With the Oscars just days away, Hollywood is packed with parties, gift suites and a stream of movie stars bound for the Kodak Theatre.
Winning exhibitMovie fans can get a taste of awards-season movie magic at the Hollywood Museum’s just-opened “And the Winner Is...” exhibit. Check out Meryl Streep’s nun’s habit from “Doubt,” Kate Winslet’s gray dress from “The Reader” and Mickey Rourke’s fighting outfit from “The Wrestler.”
Memorabilia from past Oscar contenders and winners is also displayed, including Hannibal Lector’s mask from “Silence of the Lambs” and Sylvester Stallone’s boxing gloves from “Rocky.”
“And the Winner Is...” will be on view until March 29.
Calling them off the carpetAt least one person believes the secrecy surrounding this year’s Oscar presenters — including keeping them off the red carpet — is a wise idea.
“You want to see who are they wearing and what are they wearing,” said veteran red carpet maven Joan Rivers. “And, if you’re doing that on the red carpet, you don’t necessarily have to tune into the show.”
Rivers says pre-show arrivals telecasts — like the ones she used to host — helped erode ratings for the Academy Awards.
“Of course, we took away,” she said. “There’s no question that these took away. I’m just surprised it took them that long to figure it out.”
Rookie Oscar producers Laurence Mark and Bill Condon have promised sweeping changes to the Academy Awards, and have been careful to keep many details under wraps.
Mysterious exitsAnonymity has its perks — especially for celebrity Oscar presenters who might need to wriggle out of the gig.
At least some of the presenters who’d been lined up for Sunday’s Academy Awards show have backed out, said Bruce Vilanch, who is at work writing the revamped telecast.
Rookie Oscars producers Laurence Mark and Bill Condon have promised sweeping changes. But they’ve also been careful to keep many details under wraps — in particular the identity of presenters, many of whom won’t be seen on the red carpet.

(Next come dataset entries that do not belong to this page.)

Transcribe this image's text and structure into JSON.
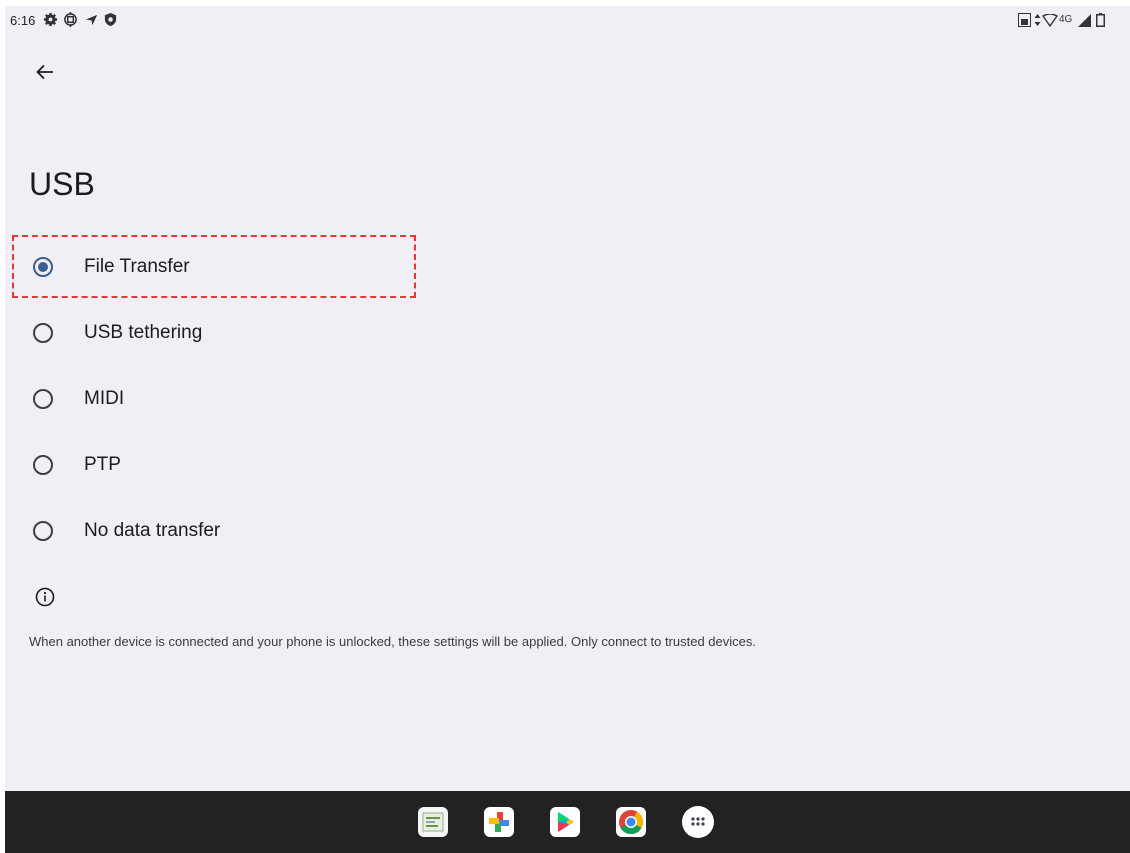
{
  "status_bar": {
    "time": "6:16",
    "network_label": "4G",
    "left_icons": [
      "settings-gear-icon",
      "vpn-icon",
      "location-arrow-icon",
      "shield-icon"
    ],
    "right_icons": [
      "sim-card-icon",
      "data-arrows-icon",
      "wifi-icon",
      "cellular-signal-icon",
      "battery-icon"
    ]
  },
  "header": {
    "back_icon": "arrow-left-icon",
    "title": "USB"
  },
  "options": [
    {
      "label": "File Transfer",
      "selected": true
    },
    {
      "label": "USB tethering",
      "selected": false
    },
    {
      "label": "MIDI",
      "selected": false
    },
    {
      "label": "PTP",
      "selected": false
    },
    {
      "label": "No data transfer",
      "selected": false
    }
  ],
  "info": {
    "icon": "info-icon",
    "text": "When another device is connected and your phone is unlocked, these settings will be applied. Only connect to trusted devices."
  },
  "taskbar": {
    "apps": [
      "sheets-app-icon",
      "photos-app-icon",
      "play-store-icon",
      "chrome-icon",
      "app-drawer-icon"
    ]
  },
  "colors": {
    "background": "#f0eff5",
    "accent": "#3c5f8f",
    "taskbar": "#222222",
    "highlight": "#e53935"
  }
}
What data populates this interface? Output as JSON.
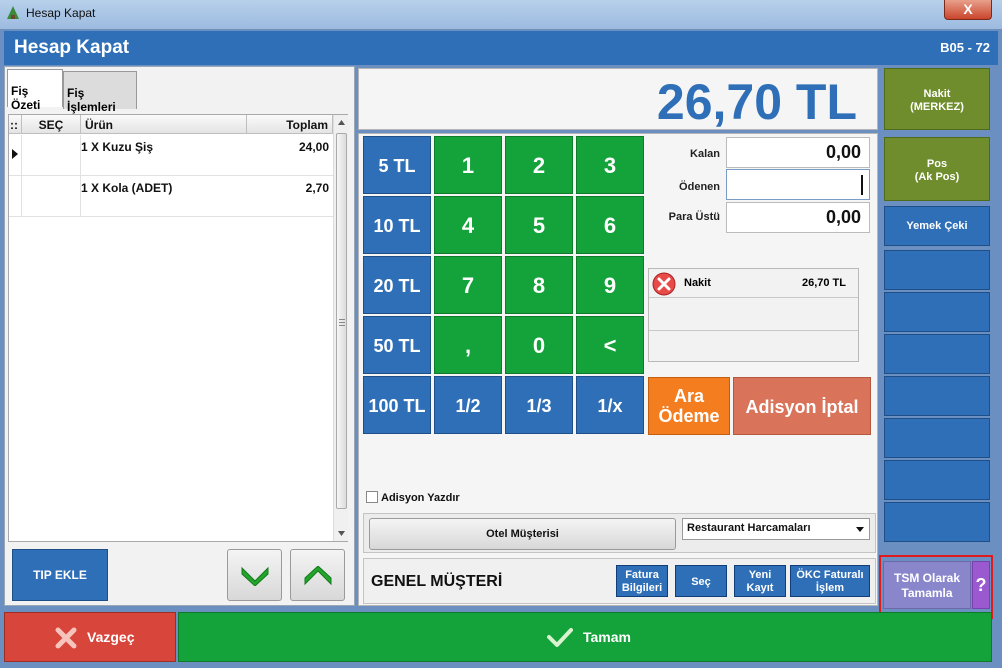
{
  "window": {
    "title": "Hesap Kapat",
    "close_label": "X"
  },
  "header": {
    "title": "Hesap Kapat",
    "code": "B05 - 72"
  },
  "tabs": [
    {
      "label": "Fiş Özeti"
    },
    {
      "label": "Fiş İşlemleri"
    }
  ],
  "table": {
    "headers": {
      "handle": "::",
      "sec": "SEÇ",
      "urun": "Ürün",
      "toplam": "Toplam"
    },
    "rows": [
      {
        "urun": "1 X Kuzu Şiş",
        "toplam": "24,00"
      },
      {
        "urun": "1 X Kola (ADET)",
        "toplam": "2,70"
      }
    ]
  },
  "left_buttons": {
    "tip_ekle": "TIP EKLE"
  },
  "amount": "26,70 TL",
  "keypad": {
    "money": [
      "5 TL",
      "10 TL",
      "20 TL",
      "50 TL",
      "100 TL"
    ],
    "digits": [
      "1",
      "2",
      "3",
      "4",
      "5",
      "6",
      "7",
      "8",
      "9",
      ",",
      "0",
      "<"
    ],
    "fractions": [
      "1/2",
      "1/3",
      "1/x"
    ]
  },
  "fields": {
    "kalan_label": "Kalan",
    "kalan_value": "0,00",
    "odenen_label": "Ödenen",
    "odenen_value": "",
    "para_ustu_label": "Para Üstü",
    "para_ustu_value": "0,00"
  },
  "payments": [
    {
      "type": "Nakit",
      "amount": "26,70 TL"
    }
  ],
  "actions": {
    "ara_odeme_line1": "Ara",
    "ara_odeme_line2": "Ödeme",
    "adisyon_iptal": "Adisyon İptal"
  },
  "adisyon_yazdir": "Adisyon Yazdır",
  "otel_musterisi": "Otel Müşterisi",
  "harcama_select": "Restaurant Harcamaları",
  "customer": {
    "name": "GENEL MÜŞTERİ",
    "fatura_line1": "Fatura",
    "fatura_line2": "Bilgileri",
    "sec": "Seç",
    "yeni_line1": "Yeni",
    "yeni_line2": "Kayıt",
    "okc_line1": "ÖKC Faturalı",
    "okc_line2": "İşlem"
  },
  "right_panel": {
    "nakit_line1": "Nakit",
    "nakit_line2": "(MERKEZ)",
    "pos_line1": "Pos",
    "pos_line2": "(Ak Pos)",
    "yemek_ceki": "Yemek Çeki",
    "tsm_line1": "TSM Olarak",
    "tsm_line2": "Tamamla",
    "help": "?"
  },
  "footer": {
    "vazgec": "Vazgeç",
    "tamam": "Tamam"
  },
  "colors": {
    "blue": "#2f6fb8",
    "green": "#14a33a",
    "orange": "#f47d20",
    "salmon": "#d9735a",
    "olive": "#6f8d2c",
    "red": "#d8453a",
    "highlight": "#e11b1b",
    "purple": "#9b7fd0"
  }
}
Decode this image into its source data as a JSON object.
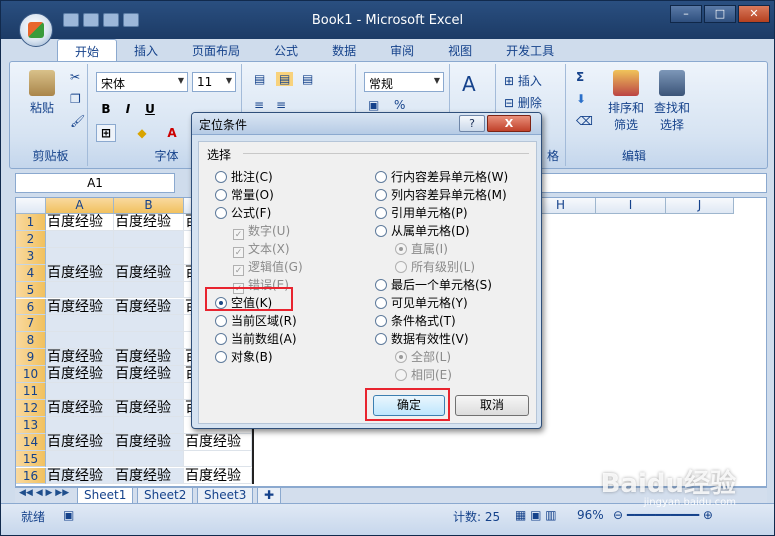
{
  "window": {
    "title": "Book1 - Microsoft Excel"
  },
  "ribbon_tabs": [
    "开始",
    "插入",
    "页面布局",
    "公式",
    "数据",
    "审阅",
    "视图",
    "开发工具"
  ],
  "ribbon": {
    "clipboard": {
      "paste": "粘贴",
      "label": "剪贴板"
    },
    "font": {
      "name": "宋体",
      "size": "11",
      "bold": "B",
      "italic": "I",
      "underline": "U",
      "label": "字体"
    },
    "number": {
      "format": "常规"
    },
    "cells": {
      "insert": "插入",
      "delete": "删除",
      "label": "格"
    },
    "editing": {
      "sort": "排序和",
      "sort2": "筛选",
      "find": "查找和",
      "find2": "选择",
      "label": "编辑"
    }
  },
  "formula_bar": {
    "name_box": "A1",
    "value": ""
  },
  "columns": [
    "A",
    "B",
    "H",
    "I",
    "J"
  ],
  "rows": [
    {
      "n": "1",
      "a": "百度经验",
      "b": "百度经验",
      "c": "百"
    },
    {
      "n": "2",
      "a": "",
      "b": "",
      "c": ""
    },
    {
      "n": "3",
      "a": "",
      "b": "",
      "c": ""
    },
    {
      "n": "4",
      "a": "百度经验",
      "b": "百度经验",
      "c": "百"
    },
    {
      "n": "5",
      "a": "",
      "b": "",
      "c": ""
    },
    {
      "n": "6",
      "a": "百度经验",
      "b": "百度经验",
      "c": "百"
    },
    {
      "n": "7",
      "a": "",
      "b": "",
      "c": ""
    },
    {
      "n": "8",
      "a": "",
      "b": "",
      "c": ""
    },
    {
      "n": "9",
      "a": "百度经验",
      "b": "百度经验",
      "c": "百"
    },
    {
      "n": "10",
      "a": "百度经验",
      "b": "百度经验",
      "c": "百"
    },
    {
      "n": "11",
      "a": "",
      "b": "",
      "c": ""
    },
    {
      "n": "12",
      "a": "百度经验",
      "b": "百度经验",
      "c": "百"
    },
    {
      "n": "13",
      "a": "",
      "b": "",
      "c": ""
    },
    {
      "n": "14",
      "a": "百度经验",
      "b": "百度经验",
      "c": "百度经验"
    },
    {
      "n": "15",
      "a": "",
      "b": "",
      "c": ""
    },
    {
      "n": "16",
      "a": "百度经验",
      "b": "百度经验",
      "c": "百度经验"
    }
  ],
  "sheet_tabs": [
    "Sheet1",
    "Sheet2",
    "Sheet3"
  ],
  "status": {
    "ready": "就绪",
    "count": "计数: 25",
    "zoom": "96%"
  },
  "dialog": {
    "title": "定位条件",
    "help": "?",
    "close": "X",
    "group_label": "选择",
    "left_options": [
      {
        "label": "批注(C)",
        "checked": false
      },
      {
        "label": "常量(O)",
        "checked": false
      },
      {
        "label": "公式(F)",
        "checked": false
      },
      {
        "label": "空值(K)",
        "checked": true
      },
      {
        "label": "当前区域(R)",
        "checked": false
      },
      {
        "label": "当前数组(A)",
        "checked": false
      },
      {
        "label": "对象(B)",
        "checked": false
      }
    ],
    "formula_subs": [
      "数字(U)",
      "文本(X)",
      "逻辑值(G)",
      "错误(E)"
    ],
    "right_options": [
      {
        "label": "行内容差异单元格(W)",
        "checked": false
      },
      {
        "label": "列内容差异单元格(M)",
        "checked": false
      },
      {
        "label": "引用单元格(P)",
        "checked": false
      },
      {
        "label": "从属单元格(D)",
        "checked": false
      },
      {
        "label": "最后一个单元格(S)",
        "checked": false
      },
      {
        "label": "可见单元格(Y)",
        "checked": false
      },
      {
        "label": "条件格式(T)",
        "checked": false
      },
      {
        "label": "数据有效性(V)",
        "checked": false
      }
    ],
    "dependents_subs": [
      {
        "label": "直属(I)",
        "checked": true
      },
      {
        "label": "所有级别(L)",
        "checked": false
      }
    ],
    "validation_subs": [
      {
        "label": "全部(L)",
        "checked": true
      },
      {
        "label": "相同(E)",
        "checked": false
      }
    ],
    "ok": "确定",
    "cancel": "取消"
  },
  "watermark": {
    "text": "Baidu经验",
    "url": "jingyan.baidu.com"
  }
}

Celebrity presenters have been a large part of the show’s pre-publicity campaign in the past, but Vilanch says that because they’ve been kept anonymous, there’s no disincentive for them to back out — and some have.